Contents: Introduction: the value of color, Andrea Feeser, Maureen Daly Goggin and Beth Fowkes Tobin; Part I Color's Social and Cultural Meanings: Colorizing New England's burying grounds, Jason D. LaFountain; The extra-ordinary powers of red in 18th- and 19th-century English needlework, Maureen Daly Goggin; Coloring the sacred in 16th-century Central Mexico, Molly Harbour Basset and Jeanette Favrot Peterson; The expense of ink and wastes of shame: poetic generation, black ink, and material waste in Shakespeare's Sonnets, Mitchell M. Harris; 'Luscious colors and glossy paint': the taste for China and the consumption of color in 18th-century England, Vanessa Alayrac-Fielding. Part II Producing and Exchanging Pigments and Dyes: Seeking red: the production and trade of cochineal dye in Oaxaca, Mexico, 1750-1821, Jeremy Baskes; Red ochre, vermilion and the transatlantic cosmetic encounter, Jean-FranÃ§ois Lozier; Indian Indigo, Padmini Tolat Balaram; The exceptional and the expected: red, white, and black made blue in colonial South Carolina, Andrea Feeser; Prussian Blue: transfers and trials, Sarah Lowengard. Part III Making Colored Objects: Glass bracelets in the medieval and early modern Middle East: design and color as identity markers, Stéphanie Karine Boulogne; The colorful court of Gabriel Bethlen and Catherine of Brandenburg, Ã‰va DeÃ¡k; The evolution of blackface cosmetics on the early modern stage, Richard Blunt; Crafts of color: Tupi Tapirage in early colonial Brazil, Amy Buono; Colors and techniques of 18th-century Chinese wallpaper: Blair House as case study, Elaine M. Gibbs; Butterflies, spiders, and shells: coloring natural history illustrations in late 18th-century Britain, Beth Fowkes Tobin; Bibliography; Index.
Andrea Feeser is Associate Professor of Modern and Contemporary Art, Theory, and Criticism at Clemson University, USA. Maureen Daly Goggin is Chair in the Department of English, Arizona State University, USA. Beth Fowkes Tobin is Professor of English and Women's Studies at the University of Georgia, USA.
'The Materiality of Color is a remarkable collection of essays on the meaning of color as found in social and cultural contexts. While the aesthetics of color is duly taken into account, the focus is on color production - technology transfer, monopolies, labor regimes, and economies of exchange. The authors make clear that the substances of color production, such as arsenic, mercury, urine, and dung, are as important as the dazzling colors they produced. Blending the histories of technologies and commodities as well as cultural and literary history, the volume makes a distinctive contribution to understanding of the global context in which the modern world of color was born.' Robert Finlay, Department of History, University of Arkansas, USA
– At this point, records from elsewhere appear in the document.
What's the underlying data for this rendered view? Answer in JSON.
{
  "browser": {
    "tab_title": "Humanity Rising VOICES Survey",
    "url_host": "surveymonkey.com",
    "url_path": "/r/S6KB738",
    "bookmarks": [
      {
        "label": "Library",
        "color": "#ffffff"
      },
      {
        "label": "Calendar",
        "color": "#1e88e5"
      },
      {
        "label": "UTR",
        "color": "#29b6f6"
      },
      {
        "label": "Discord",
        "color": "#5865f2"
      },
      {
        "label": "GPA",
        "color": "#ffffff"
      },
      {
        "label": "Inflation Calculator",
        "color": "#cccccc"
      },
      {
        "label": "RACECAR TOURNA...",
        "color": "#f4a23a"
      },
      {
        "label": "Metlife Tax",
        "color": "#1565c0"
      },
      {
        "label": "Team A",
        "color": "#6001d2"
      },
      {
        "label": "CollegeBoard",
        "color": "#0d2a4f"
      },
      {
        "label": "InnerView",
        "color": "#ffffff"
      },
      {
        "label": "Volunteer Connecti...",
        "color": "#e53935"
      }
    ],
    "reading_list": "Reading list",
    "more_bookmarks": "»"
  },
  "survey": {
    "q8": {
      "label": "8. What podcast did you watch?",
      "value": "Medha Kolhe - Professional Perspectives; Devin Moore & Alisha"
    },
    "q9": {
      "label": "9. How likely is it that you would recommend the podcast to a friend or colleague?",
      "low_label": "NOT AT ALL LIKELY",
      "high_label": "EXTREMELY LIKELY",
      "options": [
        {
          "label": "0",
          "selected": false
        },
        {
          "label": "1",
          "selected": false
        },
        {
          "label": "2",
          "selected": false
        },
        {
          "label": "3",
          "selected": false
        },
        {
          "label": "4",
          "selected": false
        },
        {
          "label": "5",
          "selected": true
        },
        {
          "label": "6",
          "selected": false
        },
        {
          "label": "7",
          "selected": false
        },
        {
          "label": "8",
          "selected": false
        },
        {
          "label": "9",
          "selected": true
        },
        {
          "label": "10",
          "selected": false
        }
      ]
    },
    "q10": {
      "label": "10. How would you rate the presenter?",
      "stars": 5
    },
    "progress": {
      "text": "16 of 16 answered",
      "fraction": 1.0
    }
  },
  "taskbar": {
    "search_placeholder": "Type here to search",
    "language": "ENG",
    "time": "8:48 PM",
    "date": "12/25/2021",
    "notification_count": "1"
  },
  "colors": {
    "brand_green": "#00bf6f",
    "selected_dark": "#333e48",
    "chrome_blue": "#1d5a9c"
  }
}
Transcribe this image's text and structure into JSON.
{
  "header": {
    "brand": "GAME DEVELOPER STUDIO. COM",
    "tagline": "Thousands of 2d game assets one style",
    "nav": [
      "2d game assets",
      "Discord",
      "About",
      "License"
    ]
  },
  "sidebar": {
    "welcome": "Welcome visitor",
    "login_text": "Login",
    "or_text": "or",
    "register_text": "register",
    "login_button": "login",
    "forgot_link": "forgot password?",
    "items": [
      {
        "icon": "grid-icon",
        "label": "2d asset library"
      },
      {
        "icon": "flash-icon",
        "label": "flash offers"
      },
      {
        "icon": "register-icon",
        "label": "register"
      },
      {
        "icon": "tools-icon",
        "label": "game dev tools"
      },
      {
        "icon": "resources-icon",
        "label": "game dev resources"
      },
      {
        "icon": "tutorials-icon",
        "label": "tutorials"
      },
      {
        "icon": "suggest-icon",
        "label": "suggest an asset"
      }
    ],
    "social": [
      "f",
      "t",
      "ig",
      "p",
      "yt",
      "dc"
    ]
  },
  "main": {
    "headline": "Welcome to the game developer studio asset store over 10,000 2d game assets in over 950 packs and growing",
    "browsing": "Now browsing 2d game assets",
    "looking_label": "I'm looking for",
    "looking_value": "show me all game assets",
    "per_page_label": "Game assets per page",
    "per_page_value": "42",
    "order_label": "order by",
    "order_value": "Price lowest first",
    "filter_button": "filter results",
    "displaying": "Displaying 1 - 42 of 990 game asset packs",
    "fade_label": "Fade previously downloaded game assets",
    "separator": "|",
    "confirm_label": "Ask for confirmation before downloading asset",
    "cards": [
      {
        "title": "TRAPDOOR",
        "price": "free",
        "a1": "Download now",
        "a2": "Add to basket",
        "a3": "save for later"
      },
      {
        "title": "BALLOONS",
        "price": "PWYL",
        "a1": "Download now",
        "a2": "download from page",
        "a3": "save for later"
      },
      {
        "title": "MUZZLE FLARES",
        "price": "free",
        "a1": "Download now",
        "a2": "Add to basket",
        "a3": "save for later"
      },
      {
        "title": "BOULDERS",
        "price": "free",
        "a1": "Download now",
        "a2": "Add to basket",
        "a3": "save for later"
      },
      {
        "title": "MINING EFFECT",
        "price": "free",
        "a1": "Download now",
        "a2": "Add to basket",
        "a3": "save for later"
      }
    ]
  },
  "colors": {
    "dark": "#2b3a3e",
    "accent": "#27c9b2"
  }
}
'The principal contribution of The Materiality of Color is to deepen our appreciation of colorants as commodities and the products of human labor. Through its focus on production, readers see the hardship and complexity of manufacturing dyes and getting them to market.' CAA Reviews
'Given their wide approach, every angle the authors consider gives the topic a fresh perspective. ... a welcome addition to a complex subject, which will be suitable to the fields of history, art history, and Latin American and colonial studies.' Renaissance Quarterly